  • Minifigures: These collectible characters include two Genies (Series 6 and 12). The Gargoyle (Series 14) makes an excellent mephit or (minus wings) Small earth elemental. 
  • Nexo Knights: The lava-themed villains (Flama in particular) make good fire and magma elementals. 
  • Ninjago: The four main characters are perfectly color-coded to the four elements. (Jay is technically electricity and Zane ice, but their blue and white costumes work nicely for water and air, respectively--and Jay's thundercloud insignia looks a lot like an octopus.) I usually keep their "NRG" versions' minifigures, minus their ninja hoods, on hand as my default for Medium elementals.
  • Rock Raiders: This old theme included a number of monsters that make wonderful earth elementals, particularly the "big figure" Rock Monster.
  • Star Wars: Blue- and green-skinned characters (Aayla Secura, Cad Bane, Oola) can be used as water elementals or undines. 
  • Superheroes: Some characters (like Electro) have elemental powers, making them obvious choices for elementals of the matching type.

In addition, any statue minifigure can be used as an earth elemental, and any minifigure that fits an element's color scheme--especially if the whole character is one color, like a ninja--can be pressed into service as that elemental type.

Brick-Built Elementals

Because elementals have mutable forms, and because they rarely have well-defined facial features, a brick-built model does not necessarily need a great amount of detail. In fact, the model's blockiness can help emphasize the fact that the elemental spirit is only temporarily inhabiting this crude form. In a pinch, a rough pile of bricks of an appropriate color and size will do just fine. I typically use white or light gray bricks for air elementals, red or orange for fire, brown or gray for earth, and blue for water. (See "Building the Bestiary #3: Giants" about size categories.)

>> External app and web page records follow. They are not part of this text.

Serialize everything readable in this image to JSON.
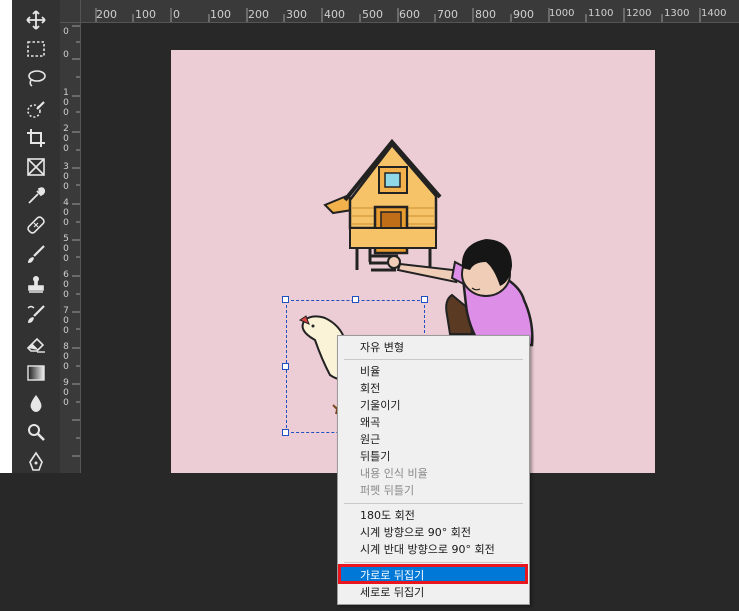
{
  "ruler": {
    "top_labels": [
      "200",
      "100",
      "0",
      "100",
      "200",
      "300",
      "400",
      "500",
      "600",
      "700",
      "800",
      "900",
      "1000",
      "1100",
      "1200",
      "1300",
      "1400"
    ],
    "left_labels": [
      "0",
      "1\n0\n0",
      "2\n0\n0",
      "3\n0\n0",
      "4\n0\n0",
      "5\n0\n0",
      "6\n0\n0",
      "7\n0\n0",
      "8\n0\n0",
      "9\n0\n0"
    ]
  },
  "toolbar": {
    "tools": [
      "move-tool",
      "marquee-tool",
      "lasso-tool",
      "quick-selection-tool",
      "crop-tool",
      "frame-tool",
      "eyedropper-tool",
      "healing-brush-tool",
      "brush-tool",
      "clone-stamp-tool",
      "history-brush-tool",
      "eraser-tool",
      "gradient-tool",
      "blur-tool",
      "dodge-tool",
      "pen-tool"
    ]
  },
  "context_menu": {
    "free_transform": "자유 변형",
    "scale": "비율",
    "rotate": "회전",
    "skew": "기울이기",
    "distort": "왜곡",
    "perspective": "원근",
    "warp": "뒤틀기",
    "content_aware_scale": "내용 인식 비율",
    "puppet_warp": "퍼펫 뒤틀기",
    "rotate_180": "180도 회전",
    "rotate_cw": "시계 방향으로 90° 회전",
    "rotate_ccw": "시계 반대 방향으로 90° 회전",
    "flip_horizontal": "가로로 뒤집기",
    "flip_vertical": "세로로 뒤집기"
  },
  "colors": {
    "canvas_bg": "#eccdd6",
    "highlight": "#0078d7",
    "annotation_red": "#e8171f"
  }
}
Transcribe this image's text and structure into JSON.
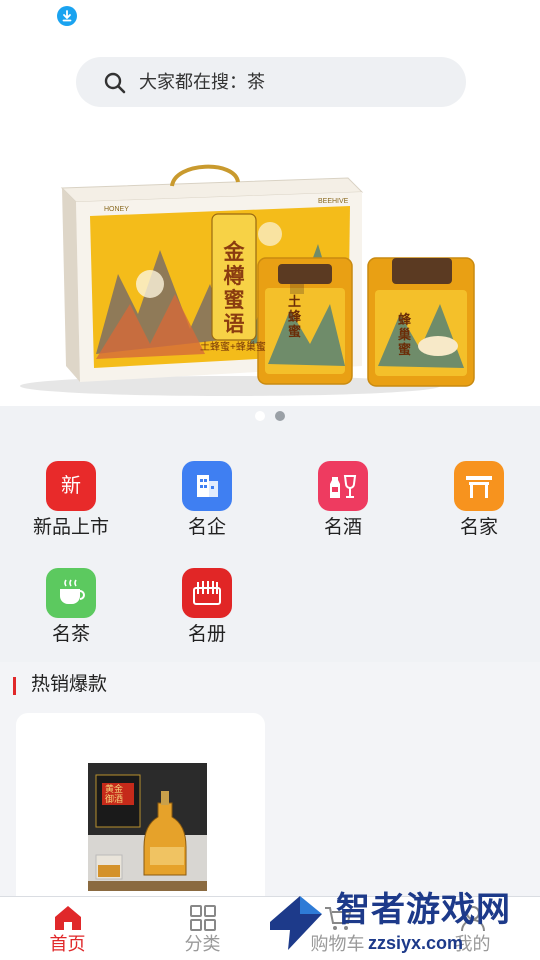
{
  "status": {
    "download_icon": "download-icon"
  },
  "search": {
    "prefix": "大家都在搜：",
    "keyword": "茶",
    "icon": "search-icon"
  },
  "banner": {
    "product_name": "金樽蜜语",
    "product_sub": "土蜂蜜+蜂巢蜜",
    "jar1_label": "土蜂蜜",
    "jar2_label": "蜂巢蜜",
    "brand_left": "HONEY",
    "brand_right": "BEEHIVE",
    "active_dot": 1,
    "dot_count": 2
  },
  "categories": [
    {
      "label": "新品上市",
      "icon_text": "新",
      "icon": "new-products-icon",
      "color": "#e82a2a"
    },
    {
      "label": "名企",
      "icon": "building-icon",
      "color": "#3f7ff2"
    },
    {
      "label": "名酒",
      "icon": "wine-icon",
      "color": "#ee3b60"
    },
    {
      "label": "名家",
      "icon": "gate-icon",
      "color": "#f7931e"
    },
    {
      "label": "名茶",
      "icon": "tea-cup-icon",
      "color": "#5cc95f"
    },
    {
      "label": "名册",
      "icon": "register-icon",
      "color": "#e12626"
    }
  ],
  "hot_section": {
    "title": "热销爆款",
    "product_caption": "黄金御酒"
  },
  "tabbar": [
    {
      "label": "首页",
      "icon": "home-icon",
      "active": true
    },
    {
      "label": "分类",
      "icon": "grid-icon",
      "active": false
    },
    {
      "label": "购物车",
      "icon": "cart-icon",
      "active": false
    },
    {
      "label": "我的",
      "icon": "user-icon",
      "active": false
    }
  ],
  "watermark": {
    "title": "智者游戏网",
    "sub": "zzsiyx.com",
    "logo": "zz-logo-icon"
  },
  "colors": {
    "accent": "#e0282a",
    "honey": "#f2b51c"
  }
}
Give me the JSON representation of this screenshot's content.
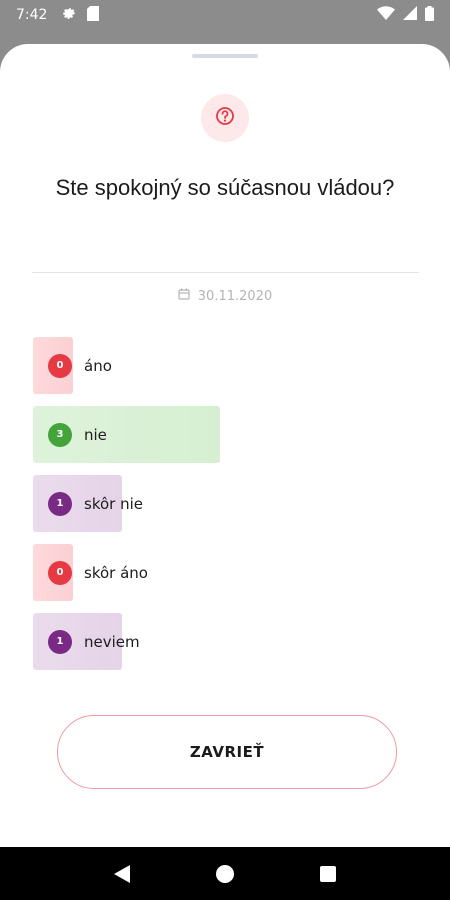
{
  "status_bar": {
    "time": "7:42",
    "icons": [
      "settings-icon",
      "sim-card-icon",
      "wifi-icon",
      "cell-signal-icon",
      "battery-icon"
    ]
  },
  "poll": {
    "icon": "question-circle-icon",
    "title": "Ste spokojný so súčasnou vládou?",
    "date": "30.11.2020",
    "total_votes_max": 3,
    "answers": [
      {
        "label": "áno",
        "count": "0",
        "share": 0,
        "color": "#e53944",
        "bar_color": "#fbd0d3"
      },
      {
        "label": "nie",
        "count": "3",
        "share": 1.0,
        "color": "#44a33b",
        "bar_color": "#d6efd2"
      },
      {
        "label": "skôr nie",
        "count": "1",
        "share": 0.333,
        "color": "#7a2a86",
        "bar_color": "#e5d3e8"
      },
      {
        "label": "skôr áno",
        "count": "0",
        "share": 0,
        "color": "#e53944",
        "bar_color": "#fbd0d3"
      },
      {
        "label": "neviem",
        "count": "1",
        "share": 0.333,
        "color": "#7a2a86",
        "bar_color": "#e5d3e8"
      }
    ]
  },
  "close_button": {
    "label": "ZAVRIEŤ"
  },
  "colors": {
    "accent_red": "#e53944",
    "button_border": "#ef9aa1",
    "icon_bg": "#fde8ea"
  },
  "nav": {
    "items": [
      "back-icon",
      "home-icon",
      "recents-icon"
    ]
  }
}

The key to building an effective model is capturing the elemental's silhouette or motif: the wave of a water elemental, the flames of an fire elemental, the lumbering bulk of an earth elemental. For Medium elementals, a few bricks to show its size, and to suggest eyes and limbs, is usually enough. Sloped bricks are good for shaping waves or flames, or for suggesting that the figure is arising from a pool of its element.

Earth and water elementals are the easiest to build, as their forms are usually crude and chunky.

For an air elemental, use round pieces of differing diameters to suggest the form of a vortex or funnel cloud. 1x3 or 1x4 bricks can be used to build a cylinder, as shown below. For a larger whirlwind, use larger bricks to build a broader cylinder. The hexagonal model below is built solely with 1x2 and 2x4 bricks, which are among the most common sizes.


A very simple fire elemental can be built by mounting a flame brick on an appropriately-sized base. A standard torch-flame makes a good Small elemental, while larger flames can be used for Medium and Large elementals. A blue torch-flame can also be used for a Small water or air elemental.

 If you have enough transparent bricks of appropriate colors, you can build very striking air (clear or smoke), fire (red or orange) or water (blue) elementals. This is a good way to make us of large cockpit pieces, as shown in this column by Lego Game Master.

A Huge magma elemental,
from the "Gorilla Island" adventure
in my Freeport campaign
The Bionicle and Hero Factory themes are good sources of parts for building larger elementals. Some of the smaller sets can be used as-is, while others can be pared down to an appropriate size. (The Huge magma elemental shown at right was built using parts from a couple of Hero Factory sets.)

Mixels are also a good source for unusual elemental models. Some sets already have an elemental theme (Series 1 and 2 included fire, earth, electric, and frost "tribes"), and others provide appropriate palettes for other types.

Appendix: Past "Building the Bestiary" Columns

#1: Humanoids
#2: Underwater Races
#3: Giants
#4: Undead
#5: Tiny Creatures
#6: Four-Legged Friends
#7: Oozes
#8: Spell Effects

1 comment:

  1. Lego recently released the 70904 Clayface Splat Attack which makes for a great earth/mud elemental. Very good set for this since there are very few extraneous pieces.